Wilner, a senior attorney with the National Center for Law and Economic Justice in New York City, worked the case against the state. The ruling, brought by U.S. District Judge Aleta Trauger, marks the first time a federal judge has declared driver’s license revocation laws over unpaid court debt unconstitutional.
Trauger, calling the law “powerfully counterproductive,” condemned both its intent and the outsized effect it had on Tennessee’s most impoverished residents.
“If a person has no resources to pay a debt, he cannot be threatened or cajoled into paying it; he may, however, become able to pay it in the future,” wrote Trauger. “But taking his driver’s license away sabotages that prospect.”
An analysis cited in Trauger’s ordered—reprinted by The Tennessean—shows that, from July of 2012 through June of 2016, the state suspended or revoked nearly 150,000 driver’s licenses for ‘failure to pay fines, costs or other fees.’
The same analysis reports that only 10,750 people were able to regain their driving privileges.
Among them, writes The Tennessean, is 33-year old Nathan Scruggs.
In 2013, Scruggs spent 11 months in jail after being found guilty of a Class A misdemeanor.

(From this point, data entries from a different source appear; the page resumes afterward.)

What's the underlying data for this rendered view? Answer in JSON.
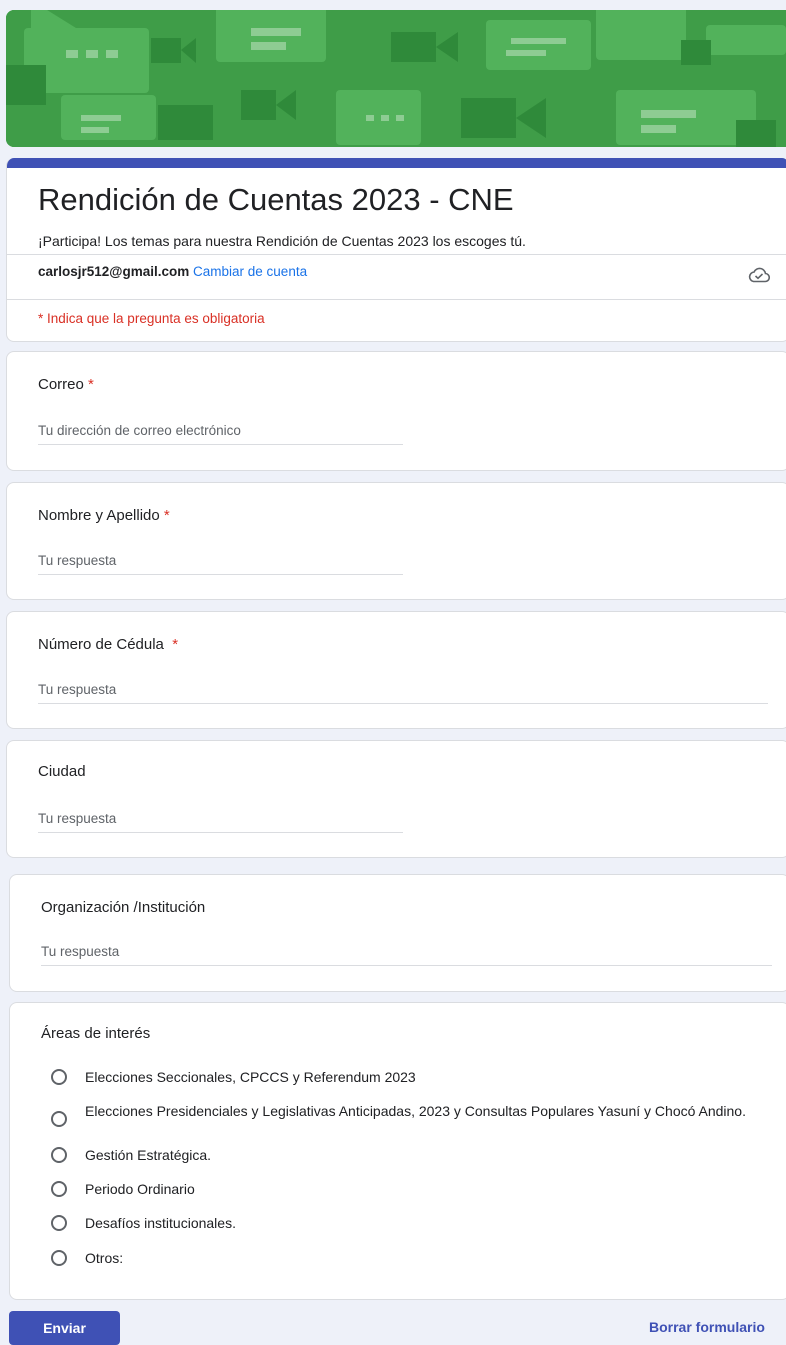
{
  "header": {
    "title": "Rendición de Cuentas 2023 - CNE",
    "description": "¡Participa! Los temas para nuestra Rendición de Cuentas 2023 los escoges tú.",
    "account_email": "carlosjr512@gmail.com",
    "switch_account": "Cambiar de cuenta",
    "required_note": "* Indica que la pregunta es obligatoria"
  },
  "questions": [
    {
      "label": "Correo",
      "required": "*",
      "placeholder": "Tu dirección de correo electrónico"
    },
    {
      "label": "Nombre y Apellido",
      "required": "*",
      "placeholder": "Tu respuesta"
    },
    {
      "label": "Número de Cédula",
      "required": "*",
      "placeholder": "Tu respuesta"
    },
    {
      "label": "Ciudad",
      "placeholder": "Tu respuesta"
    },
    {
      "label": "Organización /Institución",
      "placeholder": "Tu respuesta"
    }
  ],
  "interest": {
    "label": "Áreas de interés",
    "options": [
      "Elecciones Seccionales, CPCCS y Referendum 2023",
      "Elecciones Presidenciales y Legislativas Anticipadas, 2023 y Consultas Populares Yasuní y Chocó Andino.",
      "Gestión Estratégica.",
      "Periodo Ordinario",
      "Desafíos institucionales.",
      "Otros:"
    ]
  },
  "footer": {
    "submit_label": "Enviar",
    "clear_label": "Borrar formulario"
  },
  "colors": {
    "accent": "#3f51b5",
    "banner": "#3f9d48",
    "required": "#d93025",
    "link": "#1a73e8"
  }
}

Released after his incarceration, he was supposed to pay a $25 monthly fee.
“That’s a small fee,” Scruggs admitted, “but the only thing is, when you’re just getting out of jail, even a dollar is a lot to not getting back on your feet.
“It’s completely overwhelming.”
Desperate to make ends meet, Scruggs, like thousands of his fellow Tennesseans, began driving without a license. He spent several years carrying a burden he likened to a “big backpack” before receiving permission to legally return to the road.
Whether Trauger’s determination could create repercussions outside Tennessee remains to be seen. The New York Times notes that the ruling doesn’t appear to have set any sort of nationwide precedent. Indeed, some 40 states across the country retain similar laws. Of the 40, only five are considering legislation that’d outlaw the practice.
Supporters of the laws, writes the Times, argue that they’re a necessary evil, intended only to act as an incentive to repay the courts for costs incurred during trial or as a penalty.
“If we don’t suspend driver’s licenses, then people will say, ‘I’m not going to pay the fine,’” said Virginia state Sen. Bill Carrico (R). “That’s a slippery slope.”
A similar case in Virginia, recently revived by a successful appeal, offers hope for the millions residents of the Old Dominion who’d had licenses revoked. Judge Roger Gregory, chief justice of the 4th U.S. Circuit Court of Appeals, condemned that law for failing to distinguish between people unwilling to pay those and unable to.
“By suspending the licenses of those who cannot pay for reasons outside of their control, the state traps thousands of Virginians in a nightmarish spiral for which there is no apparent exit,” wrote Gregory.
But no matter the progress being made by states like Tennessee and Virginia, experts say the ‘slippery slope’ narrative espoused by Sen. Carrico is likely to hold the greatest sway with legislators elsewhere.